=== PROBLEM REQUIREMENTS ===
Could you set down every record exactly as it appears?
*** DATA SUPPLIED Section Begins ***
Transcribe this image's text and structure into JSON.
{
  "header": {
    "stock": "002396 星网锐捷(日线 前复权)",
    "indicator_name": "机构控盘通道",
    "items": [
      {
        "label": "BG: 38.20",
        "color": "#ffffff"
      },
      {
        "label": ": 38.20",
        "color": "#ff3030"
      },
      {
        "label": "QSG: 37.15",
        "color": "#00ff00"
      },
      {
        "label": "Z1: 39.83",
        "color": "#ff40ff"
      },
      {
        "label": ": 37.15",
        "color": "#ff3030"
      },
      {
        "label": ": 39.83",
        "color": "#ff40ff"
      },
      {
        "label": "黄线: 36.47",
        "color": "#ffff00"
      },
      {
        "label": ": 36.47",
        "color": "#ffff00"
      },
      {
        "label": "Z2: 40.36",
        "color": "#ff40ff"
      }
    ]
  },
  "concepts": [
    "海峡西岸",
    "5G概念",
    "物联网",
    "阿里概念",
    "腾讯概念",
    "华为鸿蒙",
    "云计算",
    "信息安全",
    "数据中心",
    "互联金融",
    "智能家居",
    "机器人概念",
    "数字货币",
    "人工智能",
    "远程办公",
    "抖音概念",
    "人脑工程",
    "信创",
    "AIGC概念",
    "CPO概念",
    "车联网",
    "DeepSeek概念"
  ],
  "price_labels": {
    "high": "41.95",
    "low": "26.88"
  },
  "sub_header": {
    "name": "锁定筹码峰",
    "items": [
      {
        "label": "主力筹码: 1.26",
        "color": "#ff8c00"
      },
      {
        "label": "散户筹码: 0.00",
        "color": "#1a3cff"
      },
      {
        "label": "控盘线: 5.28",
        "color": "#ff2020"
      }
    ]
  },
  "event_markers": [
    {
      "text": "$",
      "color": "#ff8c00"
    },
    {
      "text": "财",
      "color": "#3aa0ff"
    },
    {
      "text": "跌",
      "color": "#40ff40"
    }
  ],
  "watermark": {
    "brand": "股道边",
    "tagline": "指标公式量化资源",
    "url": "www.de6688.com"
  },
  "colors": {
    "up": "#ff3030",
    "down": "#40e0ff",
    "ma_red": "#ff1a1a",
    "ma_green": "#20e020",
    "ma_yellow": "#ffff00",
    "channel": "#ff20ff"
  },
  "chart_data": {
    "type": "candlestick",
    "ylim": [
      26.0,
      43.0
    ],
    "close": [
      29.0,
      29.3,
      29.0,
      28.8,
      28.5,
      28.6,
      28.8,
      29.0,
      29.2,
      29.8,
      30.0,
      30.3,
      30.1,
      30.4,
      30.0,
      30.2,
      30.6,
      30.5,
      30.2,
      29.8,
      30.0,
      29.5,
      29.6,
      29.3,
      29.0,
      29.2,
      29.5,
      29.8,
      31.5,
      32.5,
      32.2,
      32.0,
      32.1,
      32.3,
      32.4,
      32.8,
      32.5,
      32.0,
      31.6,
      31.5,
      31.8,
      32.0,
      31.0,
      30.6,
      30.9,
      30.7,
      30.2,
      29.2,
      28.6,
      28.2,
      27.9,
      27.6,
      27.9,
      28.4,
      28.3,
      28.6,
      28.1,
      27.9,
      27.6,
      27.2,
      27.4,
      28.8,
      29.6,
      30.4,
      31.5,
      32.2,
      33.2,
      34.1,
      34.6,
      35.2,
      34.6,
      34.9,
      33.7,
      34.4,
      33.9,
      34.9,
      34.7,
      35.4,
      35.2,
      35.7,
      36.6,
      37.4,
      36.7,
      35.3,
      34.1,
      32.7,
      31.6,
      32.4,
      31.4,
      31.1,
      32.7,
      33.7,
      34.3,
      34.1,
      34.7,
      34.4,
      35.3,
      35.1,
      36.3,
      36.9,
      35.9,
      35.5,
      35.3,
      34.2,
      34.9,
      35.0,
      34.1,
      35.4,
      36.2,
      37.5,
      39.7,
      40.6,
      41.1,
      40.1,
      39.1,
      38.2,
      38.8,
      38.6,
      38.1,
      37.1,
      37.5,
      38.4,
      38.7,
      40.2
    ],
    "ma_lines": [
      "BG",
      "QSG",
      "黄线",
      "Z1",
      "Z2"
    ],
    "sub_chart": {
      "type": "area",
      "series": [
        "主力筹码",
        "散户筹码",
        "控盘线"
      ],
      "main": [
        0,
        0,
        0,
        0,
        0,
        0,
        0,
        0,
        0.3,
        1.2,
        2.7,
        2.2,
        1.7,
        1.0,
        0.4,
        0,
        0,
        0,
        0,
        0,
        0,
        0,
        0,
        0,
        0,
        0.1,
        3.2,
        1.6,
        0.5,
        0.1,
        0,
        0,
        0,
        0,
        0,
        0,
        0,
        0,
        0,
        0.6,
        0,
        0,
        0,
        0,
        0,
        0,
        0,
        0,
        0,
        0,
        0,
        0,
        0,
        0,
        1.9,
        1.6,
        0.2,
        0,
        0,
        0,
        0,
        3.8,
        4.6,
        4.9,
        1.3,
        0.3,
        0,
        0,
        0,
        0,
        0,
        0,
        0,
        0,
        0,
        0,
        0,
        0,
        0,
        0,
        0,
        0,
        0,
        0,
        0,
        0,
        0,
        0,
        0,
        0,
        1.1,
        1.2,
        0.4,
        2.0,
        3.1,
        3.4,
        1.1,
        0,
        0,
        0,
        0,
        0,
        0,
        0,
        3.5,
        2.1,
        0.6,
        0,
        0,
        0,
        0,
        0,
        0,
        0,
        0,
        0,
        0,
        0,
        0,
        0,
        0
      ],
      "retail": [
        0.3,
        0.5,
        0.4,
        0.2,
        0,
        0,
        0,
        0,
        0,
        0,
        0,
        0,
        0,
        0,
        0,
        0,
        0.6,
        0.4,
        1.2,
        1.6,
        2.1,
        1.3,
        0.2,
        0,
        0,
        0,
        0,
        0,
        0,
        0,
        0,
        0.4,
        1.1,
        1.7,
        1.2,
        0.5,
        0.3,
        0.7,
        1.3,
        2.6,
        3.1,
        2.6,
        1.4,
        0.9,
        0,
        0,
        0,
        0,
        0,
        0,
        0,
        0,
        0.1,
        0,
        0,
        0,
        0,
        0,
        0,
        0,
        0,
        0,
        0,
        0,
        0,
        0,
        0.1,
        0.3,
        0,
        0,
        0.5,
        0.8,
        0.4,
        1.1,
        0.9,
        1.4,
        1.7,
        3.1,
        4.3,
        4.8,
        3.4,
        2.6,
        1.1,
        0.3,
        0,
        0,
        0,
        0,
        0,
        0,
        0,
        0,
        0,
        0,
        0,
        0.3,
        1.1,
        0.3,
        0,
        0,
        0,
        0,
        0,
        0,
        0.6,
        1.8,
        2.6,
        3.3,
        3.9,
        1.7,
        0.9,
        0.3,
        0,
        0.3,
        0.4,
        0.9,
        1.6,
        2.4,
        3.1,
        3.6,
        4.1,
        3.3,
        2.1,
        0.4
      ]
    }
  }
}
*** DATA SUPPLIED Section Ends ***
=== EXERCISE SOLUTION ===
Transcribe this image's text and structure into JSON.
{
  "header": {
    "stock": "002396 星网锐捷(日线 前复权)",
    "indicator_name": "机构控盘通道",
    "items": [
      {
        "label": "BG: 38.20",
        "color": "#ffffff"
      },
      {
        "label": ": 38.20",
        "color": "#ff3030"
      },
      {
        "label": "QSG: 37.15",
        "color": "#00ff00"
      },
      {
        "label": "Z1: 39.83",
        "color": "#ff40ff"
      },
      {
        "label": ": 37.15",
        "color": "#ff3030"
      },
      {
        "label": ": 39.83",
        "color": "#ff40ff"
      },
      {
        "label": "黄线: 36.47",
        "color": "#ffff00"
      },
      {
        "label": ": 36.47",
        "color": "#ffff00"
      },
      {
        "label": "Z2: 40.36",
        "color": "#ff40ff"
      }
    ]
  },
  "concepts": [
    "海峡西岸",
    "5G概念",
    "物联网",
    "阿里概念",
    "腾讯概念",
    "华为鸿蒙",
    "云计算",
    "信息安全",
    "数据中心",
    "互联金融",
    "智能家居",
    "机器人概念",
    "数字货币",
    "人工智能",
    "远程办公",
    "抖音概念",
    "人脑工程",
    "信创",
    "AIGC概念",
    "CPO概念",
    "车联网",
    "DeepSeek概念"
  ],
  "price_labels": {
    "high": "41.95",
    "low": "26.88"
  },
  "sub_header": {
    "name": "锁定筹码峰",
    "items": [
      {
        "label": "主力筹码: 1.26",
        "color": "#ff8c00"
      },
      {
        "label": "散户筹码: 0.00",
        "color": "#1a3cff"
      },
      {
        "label": "控盘线: 5.28",
        "color": "#ff2020"
      }
    ]
  },
  "event_markers": [
    {
      "text": "$",
      "color": "#ff8c00"
    },
    {
      "text": "财",
      "color": "#3aa0ff"
    },
    {
      "text": "跌",
      "color": "#40ff40"
    }
  ],
  "watermark": {
    "brand": "股道边",
    "tagline": "指标公式量化资源",
    "url": "www.de6688.com"
  },
  "colors": {
    "up": "#ff3030",
    "down": "#40e0ff",
    "ma_red": "#ff1a1a",
    "ma_green": "#20e020",
    "ma_yellow": "#ffff00",
    "channel": "#ff20ff"
  },
  "chart_data": {
    "type": "candlestick",
    "ylim": [
      26.0,
      43.0
    ],
    "close": [
      29.0,
      29.3,
      29.0,
      28.8,
      28.5,
      28.6,
      28.8,
      29.0,
      29.2,
      29.8,
      30.0,
      30.3,
      30.1,
      30.4,
      30.0,
      30.2,
      30.6,
      30.5,
      30.2,
      29.8,
      30.0,
      29.5,
      29.6,
      29.3,
      29.0,
      29.2,
      29.5,
      29.8,
      31.5,
      32.5,
      32.2,
      32.0,
      32.1,
      32.3,
      32.4,
      32.8,
      32.5,
      32.0,
      31.6,
      31.5,
      31.8,
      32.0,
      31.0,
      30.6,
      30.9,
      30.7,
      30.2,
      29.2,
      28.6,
      28.2,
      27.9,
      27.6,
      27.9,
      28.4,
      28.3,
      28.6,
      28.1,
      27.9,
      27.6,
      27.2,
      27.4,
      28.8,
      29.6,
      30.4,
      31.5,
      32.2,
      33.2,
      34.1,
      34.6,
      35.2,
      34.6,
      34.9,
      33.7,
      34.4,
      33.9,
      34.9,
      34.7,
      35.4,
      35.2,
      35.7,
      36.6,
      37.4,
      36.7,
      35.3,
      34.1,
      32.7,
      31.6,
      32.4,
      31.4,
      31.1,
      32.7,
      33.7,
      34.3,
      34.1,
      34.7,
      34.4,
      35.3,
      35.1,
      36.3,
      36.9,
      35.9,
      35.5,
      35.3,
      34.2,
      34.9,
      35.0,
      34.1,
      35.4,
      36.2,
      37.5,
      39.7,
      40.6,
      41.1,
      40.1,
      39.1,
      38.2,
      38.8,
      38.6,
      38.1,
      37.1,
      37.5,
      38.4,
      38.7,
      40.2
    ],
    "ma_lines": [
      "BG",
      "QSG",
      "黄线",
      "Z1",
      "Z2"
    ],
    "sub_chart": {
      "type": "area",
      "series": [
        "主力筹码",
        "散户筹码",
        "控盘线"
      ],
      "main": [
        0,
        0,
        0,
        0,
        0,
        0,
        0,
        0,
        0.3,
        1.2,
        2.7,
        2.2,
        1.7,
        1.0,
        0.4,
        0,
        0,
        0,
        0,
        0,
        0,
        0,
        0,
        0,
        0,
        0.1,
        3.2,
        1.6,
        0.5,
        0.1,
        0,
        0,
        0,
        0,
        0,
        0,
        0,
        0,
        0,
        0.6,
        0,
        0,
        0,
        0,
        0,
        0,
        0,
        0,
        0,
        0,
        0,
        0,
        0,
        0,
        1.9,
        1.6,
        0.2,
        0,
        0,
        0,
        0,
        3.8,
        4.6,
        4.9,
        1.3,
        0.3,
        0,
        0,
        0,
        0,
        0,
        0,
        0,
        0,
        0,
        0,
        0,
        0,
        0,
        0,
        0,
        0,
        0,
        0,
        0,
        0,
        0,
        0,
        0,
        0,
        1.1,
        1.2,
        0.4,
        2.0,
        3.1,
        3.4,
        1.1,
        0,
        0,
        0,
        0,
        0,
        0,
        0,
        3.5,
        2.1,
        0.6,
        0,
        0,
        0,
        0,
        0,
        0,
        0,
        0,
        0,
        0,
        0,
        0,
        0,
        0
      ],
      "retail": [
        0.3,
        0.5,
        0.4,
        0.2,
        0,
        0,
        0,
        0,
        0,
        0,
        0,
        0,
        0,
        0,
        0,
        0,
        0.6,
        0.4,
        1.2,
        1.6,
        2.1,
        1.3,
        0.2,
        0,
        0,
        0,
        0,
        0,
        0,
        0,
        0,
        0.4,
        1.1,
        1.7,
        1.2,
        0.5,
        0.3,
        0.7,
        1.3,
        2.6,
        3.1,
        2.6,
        1.4,
        0.9,
        0,
        0,
        0,
        0,
        0,
        0,
        0,
        0,
        0.1,
        0,
        0,
        0,
        0,
        0,
        0,
        0,
        0,
        0,
        0,
        0,
        0,
        0,
        0.1,
        0.3,
        0,
        0,
        0.5,
        0.8,
        0.4,
        1.1,
        0.9,
        1.4,
        1.7,
        3.1,
        4.3,
        4.8,
        3.4,
        2.6,
        1.1,
        0.3,
        0,
        0,
        0,
        0,
        0,
        0,
        0,
        0,
        0,
        0,
        0,
        0.3,
        1.1,
        0.3,
        0,
        0,
        0,
        0,
        0,
        0,
        0.6,
        1.8,
        2.6,
        3.3,
        3.9,
        1.7,
        0.9,
        0.3,
        0,
        0.3,
        0.4,
        0.9,
        1.6,
        2.4,
        3.1,
        3.6,
        4.1,
        3.3,
        2.1,
        0.4
      ]
    }
  }
}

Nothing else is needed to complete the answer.